From top to bottom, write out the listing exactly.

DATASET CONTENT:
==============================

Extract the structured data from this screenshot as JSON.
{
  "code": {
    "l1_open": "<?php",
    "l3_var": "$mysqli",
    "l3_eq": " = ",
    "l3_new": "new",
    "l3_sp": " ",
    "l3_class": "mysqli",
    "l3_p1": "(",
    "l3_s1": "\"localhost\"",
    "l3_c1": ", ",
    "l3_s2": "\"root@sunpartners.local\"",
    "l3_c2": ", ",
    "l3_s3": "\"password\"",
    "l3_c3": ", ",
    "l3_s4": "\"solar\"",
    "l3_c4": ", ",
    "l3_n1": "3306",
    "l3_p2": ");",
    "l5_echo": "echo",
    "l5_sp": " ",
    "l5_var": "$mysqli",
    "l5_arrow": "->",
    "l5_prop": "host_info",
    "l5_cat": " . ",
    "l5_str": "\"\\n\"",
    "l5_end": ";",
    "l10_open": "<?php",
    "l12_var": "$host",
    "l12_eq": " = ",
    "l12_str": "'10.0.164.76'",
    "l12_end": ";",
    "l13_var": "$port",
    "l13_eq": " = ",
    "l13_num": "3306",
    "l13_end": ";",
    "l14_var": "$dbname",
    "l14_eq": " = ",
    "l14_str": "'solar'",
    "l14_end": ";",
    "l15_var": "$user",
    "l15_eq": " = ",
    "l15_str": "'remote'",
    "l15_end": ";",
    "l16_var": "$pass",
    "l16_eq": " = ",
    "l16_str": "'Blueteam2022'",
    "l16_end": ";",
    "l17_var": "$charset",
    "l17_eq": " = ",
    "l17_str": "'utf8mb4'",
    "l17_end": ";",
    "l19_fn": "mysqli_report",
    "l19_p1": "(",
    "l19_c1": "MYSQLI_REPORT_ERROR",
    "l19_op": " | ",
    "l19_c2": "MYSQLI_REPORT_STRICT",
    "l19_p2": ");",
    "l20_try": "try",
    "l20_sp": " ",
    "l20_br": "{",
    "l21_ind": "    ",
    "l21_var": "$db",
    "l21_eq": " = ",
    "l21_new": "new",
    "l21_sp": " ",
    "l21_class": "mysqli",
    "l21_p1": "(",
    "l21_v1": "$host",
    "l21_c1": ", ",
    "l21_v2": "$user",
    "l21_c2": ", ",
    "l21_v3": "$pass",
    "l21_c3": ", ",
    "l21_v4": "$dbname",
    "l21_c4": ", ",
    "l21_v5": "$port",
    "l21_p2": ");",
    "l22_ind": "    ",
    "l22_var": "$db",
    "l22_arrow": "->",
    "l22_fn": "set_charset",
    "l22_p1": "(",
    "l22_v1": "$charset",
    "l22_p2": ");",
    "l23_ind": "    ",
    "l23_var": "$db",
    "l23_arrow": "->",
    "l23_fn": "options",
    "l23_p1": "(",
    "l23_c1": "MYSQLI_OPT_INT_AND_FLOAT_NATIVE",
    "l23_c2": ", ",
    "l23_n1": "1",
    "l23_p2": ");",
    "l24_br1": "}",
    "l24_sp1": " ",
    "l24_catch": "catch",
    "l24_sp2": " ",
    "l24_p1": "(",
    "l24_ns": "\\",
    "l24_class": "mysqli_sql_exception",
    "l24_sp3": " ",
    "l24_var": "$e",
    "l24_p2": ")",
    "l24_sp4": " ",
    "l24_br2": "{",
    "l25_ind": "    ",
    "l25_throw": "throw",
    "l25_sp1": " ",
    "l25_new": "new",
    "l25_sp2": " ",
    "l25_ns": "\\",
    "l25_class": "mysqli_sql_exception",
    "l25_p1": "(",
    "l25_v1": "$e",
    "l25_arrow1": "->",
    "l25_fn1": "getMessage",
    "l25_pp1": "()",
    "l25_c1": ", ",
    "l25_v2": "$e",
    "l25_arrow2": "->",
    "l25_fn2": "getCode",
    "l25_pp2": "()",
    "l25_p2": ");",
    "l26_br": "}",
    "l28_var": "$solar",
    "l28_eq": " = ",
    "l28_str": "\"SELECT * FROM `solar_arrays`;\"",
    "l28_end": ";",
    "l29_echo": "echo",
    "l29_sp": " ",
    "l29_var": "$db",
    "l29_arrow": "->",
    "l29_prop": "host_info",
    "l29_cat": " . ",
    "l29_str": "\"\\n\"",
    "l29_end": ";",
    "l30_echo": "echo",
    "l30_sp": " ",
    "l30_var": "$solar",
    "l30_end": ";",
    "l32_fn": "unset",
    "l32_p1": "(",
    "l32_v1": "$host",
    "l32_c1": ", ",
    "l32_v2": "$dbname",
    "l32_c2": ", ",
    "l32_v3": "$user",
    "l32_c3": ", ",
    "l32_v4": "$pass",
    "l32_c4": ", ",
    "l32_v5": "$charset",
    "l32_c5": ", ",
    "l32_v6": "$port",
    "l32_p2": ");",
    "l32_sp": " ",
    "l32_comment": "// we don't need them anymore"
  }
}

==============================

TASK SOLUTION:
Extract the structured data from this screenshot as JSON.
{
  "code": {
    "l1_open": "<?php",
    "l3_var": "$mysqli",
    "l3_eq": " = ",
    "l3_new": "new",
    "l3_sp": " ",
    "l3_class": "mysqli",
    "l3_p1": "(",
    "l3_s1": "\"localhost\"",
    "l3_c1": ", ",
    "l3_s2": "\"root@sunpartners.local\"",
    "l3_c2": ", ",
    "l3_s3": "\"password\"",
    "l3_c3": ", ",
    "l3_s4": "\"solar\"",
    "l3_c4": ", ",
    "l3_n1": "3306",
    "l3_p2": ");",
    "l5_echo": "echo",
    "l5_sp": " ",
    "l5_var": "$mysqli",
    "l5_arrow": "->",
    "l5_prop": "host_info",
    "l5_cat": " . ",
    "l5_str": "\"\\n\"",
    "l5_end": ";",
    "l10_open": "<?php",
    "l12_var": "$host",
    "l12_eq": " = ",
    "l12_str": "'10.0.164.76'",
    "l12_end": ";",
    "l13_var": "$port",
    "l13_eq": " = ",
    "l13_num": "3306",
    "l13_end": ";",
    "l14_var": "$dbname",
    "l14_eq": " = ",
    "l14_str": "'solar'",
    "l14_end": ";",
    "l15_var": "$user",
    "l15_eq": " = ",
    "l15_str": "'remote'",
    "l15_end": ";",
    "l16_var": "$pass",
    "l16_eq": " = ",
    "l16_str": "'Blueteam2022'",
    "l16_end": ";",
    "l17_var": "$charset",
    "l17_eq": " = ",
    "l17_str": "'utf8mb4'",
    "l17_end": ";",
    "l19_fn": "mysqli_report",
    "l19_p1": "(",
    "l19_c1": "MYSQLI_REPORT_ERROR",
    "l19_op": " | ",
    "l19_c2": "MYSQLI_REPORT_STRICT",
    "l19_p2": ");",
    "l20_try": "try",
    "l20_sp": " ",
    "l20_br": "{",
    "l21_ind": "    ",
    "l21_var": "$db",
    "l21_eq": " = ",
    "l21_new": "new",
    "l21_sp": " ",
    "l21_class": "mysqli",
    "l21_p1": "(",
    "l21_v1": "$host",
    "l21_c1": ", ",
    "l21_v2": "$user",
    "l21_c2": ", ",
    "l21_v3": "$pass",
    "l21_c3": ", ",
    "l21_v4": "$dbname",
    "l21_c4": ", ",
    "l21_v5": "$port",
    "l21_p2": ");",
    "l22_ind": "    ",
    "l22_var": "$db",
    "l22_arrow": "->",
    "l22_fn": "set_charset",
    "l22_p1": "(",
    "l22_v1": "$charset",
    "l22_p2": ");",
    "l23_ind": "    ",
    "l23_var": "$db",
    "l23_arrow": "->",
    "l23_fn": "options",
    "l23_p1": "(",
    "l23_c1": "MYSQLI_OPT_INT_AND_FLOAT_NATIVE",
    "l23_c2": ", ",
    "l23_n1": "1",
    "l23_p2": ");",
    "l24_br1": "}",
    "l24_sp1": " ",
    "l24_catch": "catch",
    "l24_sp2": " ",
    "l24_p1": "(",
    "l24_ns": "\\",
    "l24_class": "mysqli_sql_exception",
    "l24_sp3": " ",
    "l24_var": "$e",
    "l24_p2": ")",
    "l24_sp4": " ",
    "l24_br2": "{",
    "l25_ind": "    ",
    "l25_throw": "throw",
    "l25_sp1": " ",
    "l25_new": "new",
    "l25_sp2": " ",
    "l25_ns": "\\",
    "l25_class": "mysqli_sql_exception",
    "l25_p1": "(",
    "l25_v1": "$e",
    "l25_arrow1": "->",
    "l25_fn1": "getMessage",
    "l25_pp1": "()",
    "l25_c1": ", ",
    "l25_v2": "$e",
    "l25_arrow2": "->",
    "l25_fn2": "getCode",
    "l25_pp2": "()",
    "l25_p2": ");",
    "l26_br": "}",
    "l28_var": "$solar",
    "l28_eq": " = ",
    "l28_str": "\"SELECT * FROM `solar_arrays`;\"",
    "l28_end": ";",
    "l29_echo": "echo",
    "l29_sp": " ",
    "l29_var": "$db",
    "l29_arrow": "->",
    "l29_prop": "host_info",
    "l29_cat": " . ",
    "l29_str": "\"\\n\"",
    "l29_end": ";",
    "l30_echo": "echo",
    "l30_sp": " ",
    "l30_var": "$solar",
    "l30_end": ";",
    "l32_fn": "unset",
    "l32_p1": "(",
    "l32_v1": "$host",
    "l32_c1": ", ",
    "l32_v2": "$dbname",
    "l32_c2": ", ",
    "l32_v3": "$user",
    "l32_c3": ", ",
    "l32_v4": "$pass",
    "l32_c4": ", ",
    "l32_v5": "$charset",
    "l32_c5": ", ",
    "l32_v6": "$port",
    "l32_p2": ");",
    "l32_sp": " ",
    "l32_comment": "// we don't need them anymore"
  }
}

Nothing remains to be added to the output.